TI-57 Programmable Calculator

 Home > Browse Our Collection > Calculators > Electronic Calculators > TI-57 Programmable Calculator

The TI-57 was a programmable scientific calculator made by Texas Instruments between 1977 and 1982. There were three machines by this name made by TI, the first was the TI-57 with LED display released in September 1977 along the more powerful TI-58 and TI-59. It had 50 program steps and 8 memory registers. Two later versions named TI-57 LCD and TI-57 LCD-II have a LCD display, but were less powerful (ran much slower) and had much less memory: 48 bytes to be allocated between program 'steps' and storage registers.

The TI-57 lacked non-volatile memory, so any programs entered were lost when the calculator was switched off or the battery ran out.

The LED display version of the TI-57 had a rechargeable Nickel-Cadmium battery pack BP7 which contains two AA size batteries and some electronic to raise the voltage to the 9V required by the calculator. A popular modification is to power it from a 9V battery and use the battery cover of a LED TI-30 or a part of the dismantled battery pack. This modification provides a better battery life than the original battery pack.

Radio Shack also marketed this calculator, which was rebranded as the EC-4000.
Number of keys 40
Number of digits on display 8 1/2 + 2 1/2
Microprocessor TI TMC1501NL
Size (length x width x thickness) 145x80x33
Made in Italy, USA

Further details can be found at http://mycalcdb.free.fr/main.php?l=0&id=1771

We are extremely grateful to Peter Brigginshaw for this donation. Peter made the following comments on the use of this TI-57:

"I worked at The GEC Research Laboratories (later Hirst Research Centre) from 1953 until 1992; the labs were demolished in 1994. During the late seventies I believe I was working on the integration of high frequency microwave (radar) circuitry. The TI 57 was a handy tool for general calculations because it was programmable - we had a couple of real mathematicians in our lab! The calculator of course had a relative short working life because of facility and speed improvements in later models. However this TI 57 survived even the 1994 demolition."

Manufacturer: Texas Instruments
Date: May 1977

Other Systems Related To TI-57 Programmable Calculator:

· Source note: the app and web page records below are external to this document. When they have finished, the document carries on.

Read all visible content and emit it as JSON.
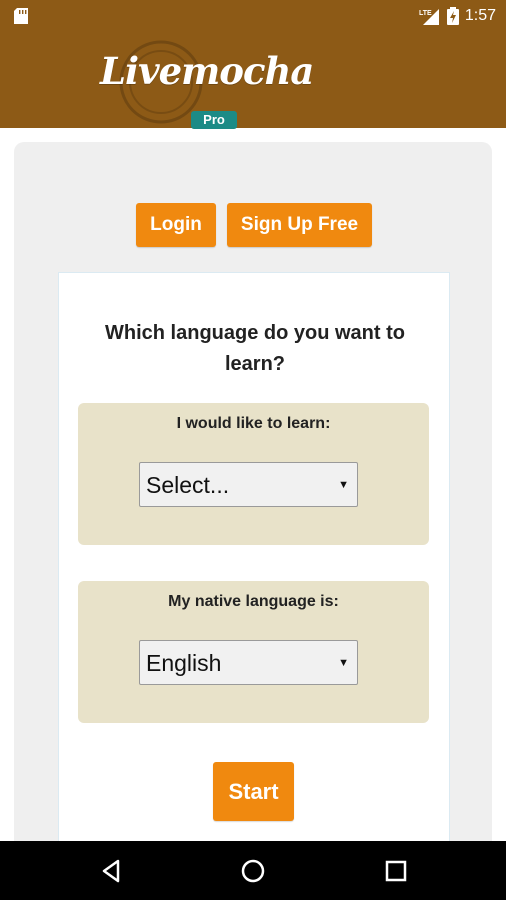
{
  "status_bar": {
    "time": "1:57",
    "icons": [
      "sd-card-icon",
      "lte-signal-icon",
      "battery-charging-icon"
    ],
    "network": "LTE"
  },
  "header": {
    "logo_text": "Livemocha",
    "badge": "Pro",
    "background": "#8d5a16"
  },
  "auth": {
    "login_label": "Login",
    "signup_label": "Sign Up Free"
  },
  "form": {
    "question": "Which language do you want to learn?",
    "learn": {
      "label": "I would like to learn:",
      "selected": "Select..."
    },
    "native": {
      "label": "My native language is:",
      "selected": "English"
    },
    "start_label": "Start"
  },
  "colors": {
    "accent": "#f0890f",
    "panel": "#e8e2c9",
    "header": "#8d5a16"
  },
  "nav": {
    "icons": [
      "back-icon",
      "home-icon",
      "recents-icon"
    ]
  }
}
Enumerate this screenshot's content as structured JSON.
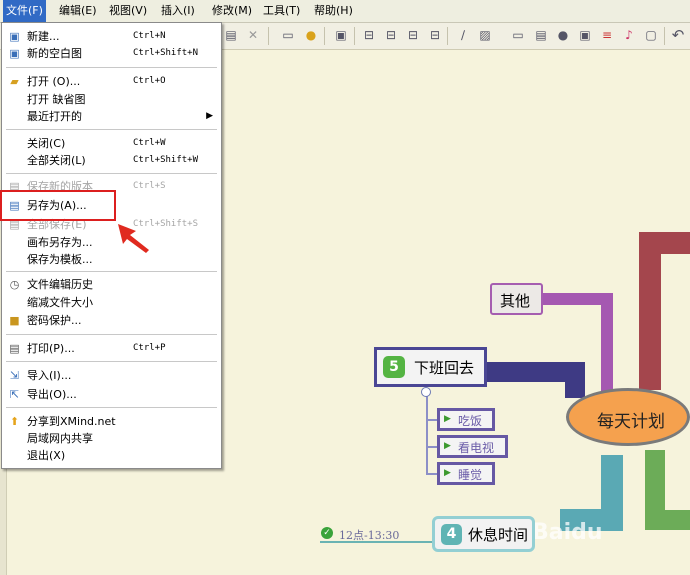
{
  "menubar": [
    {
      "label": "文件(F)"
    },
    {
      "label": "编辑(E)"
    },
    {
      "label": "视图(V)"
    },
    {
      "label": "插入(I)"
    },
    {
      "label": "修改(M)"
    },
    {
      "label": "工具(T)"
    },
    {
      "label": "帮助(H)"
    }
  ],
  "file_menu": {
    "new": {
      "label": "新建...",
      "shortcut": "Ctrl+N"
    },
    "new_blank": {
      "label": "新的空白图",
      "shortcut": "Ctrl+Shift+N"
    },
    "open": {
      "label": "打开 (O)...",
      "shortcut": "Ctrl+O"
    },
    "open_default": {
      "label": "打开 缺省图"
    },
    "recent": {
      "label": "最近打开的"
    },
    "close": {
      "label": "关闭(C)",
      "shortcut": "Ctrl+W"
    },
    "close_all": {
      "label": "全部关闭(L)",
      "shortcut": "Ctrl+Shift+W"
    },
    "save_new_version": {
      "label": "保存新的版本",
      "shortcut": "Ctrl+S"
    },
    "save_as": {
      "label": "另存为(A)..."
    },
    "save_all": {
      "label": "全部保存(E)",
      "shortcut": "Ctrl+Shift+S"
    },
    "save_canvas_as": {
      "label": "画布另存为..."
    },
    "save_as_template": {
      "label": "保存为模板..."
    },
    "history": {
      "label": "文件编辑历史"
    },
    "reduce_size": {
      "label": "缩减文件大小"
    },
    "password": {
      "label": "密码保护..."
    },
    "print": {
      "label": "打印(P)...",
      "shortcut": "Ctrl+P"
    },
    "import": {
      "label": "导入(I)..."
    },
    "export": {
      "label": "导出(O)..."
    },
    "share": {
      "label": "分享到XMind.net"
    },
    "lan_share": {
      "label": "局域网内共享"
    },
    "exit": {
      "label": "退出(X)"
    }
  },
  "mindmap": {
    "central": "每天计划",
    "other": "其他",
    "topic5": {
      "number": "5",
      "label": "下班回去"
    },
    "sub5": [
      "吃饭",
      "看电视",
      "睡觉"
    ],
    "topic4": {
      "number": "4",
      "label": "休息时间"
    },
    "time_label": "12点-13:30"
  },
  "watermark": "Baidu",
  "colors": {
    "menu_highlight": "#316ac5",
    "annotation": "#dc1f1f",
    "central_fill": "#f5a14e",
    "topic_border": "#6b5da8"
  }
}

Item Manufacturer Date
TI Europa 10 Texas Instruments Unknown
TI-2500 Datamath calculator Texas Instruments 1972
TI SR-10 Electronic Sliderule Texas Instruments 1973
TI SR-10 Electronic Sliderule Texas Instruments 1973
TI-SR-50 scientific pocket calculator Texas Instruments 1973
TI-2550 Memory Calculator (1st Design) Texas Instruments 1974
TI-2500 B Datamath calculator Texas Instruments 1974
TI-2550 II Texas Instruments 1975
TI-SR-51A Version 1 Texas Instruments June 1975
TI-SR-51-II. Advanced professional electronic calculator Texas Instruments 1976
TI-56 Programmable Calculator Texas Instruments May 1976
TI-1650 Programmable Calculator Texas Instruments 1977
TI-58 Programmable Calculator Texas Instruments 1977
TI-30 Scientific Calculator Texas Instruments January 1977
Texas Instruments TI-59 Texas Instruments May 1977
TI-42 MBA Electronic Calculator Texas Instruments August 1977
TI-45 Scientific Calculator Texas Instruments 1978
TI-33 Electronic Calculator Texas Instruments 1978
TI 2550-IV TI-2550-IV Arithmetic Calculator Texas Instruments 1978
Casio fx-140 calculator Texas Instruments 1978
TI-58C Programmable Calculator Texas Instruments 1979
TI-35 Scientific Calculator Texas Instruments 1979
TI LCD Programmer 1981 Texas Instruments 1982
Little Professor 26-82-RC1 Texas Instruments 1985
TI-74 Basicalc Texas Instruments 1985
TI-5038 Paper Free Printer Texas Instruments 1988
TI-81 Programmable Calculator Texas Instruments 1990
TI-92 Graphing Calculator Texas Instruments 1995
TI-Nspire Graphing Calculator Texas Instruments July 2008

This exhibit has a reference ID of CH17322. Please quote this reference ID in any communication with the Centre for Computing History.


TI-57 Programmable Calculator

Click on the Image(s) For Detail

Help support the museum by buying from the museum shop

View all items

Founding Sponsors
redgate Google ARM Real VNC Microsoft Research
Heritage Lottery Funded
Heritage Lottery Fund
Accredited Museum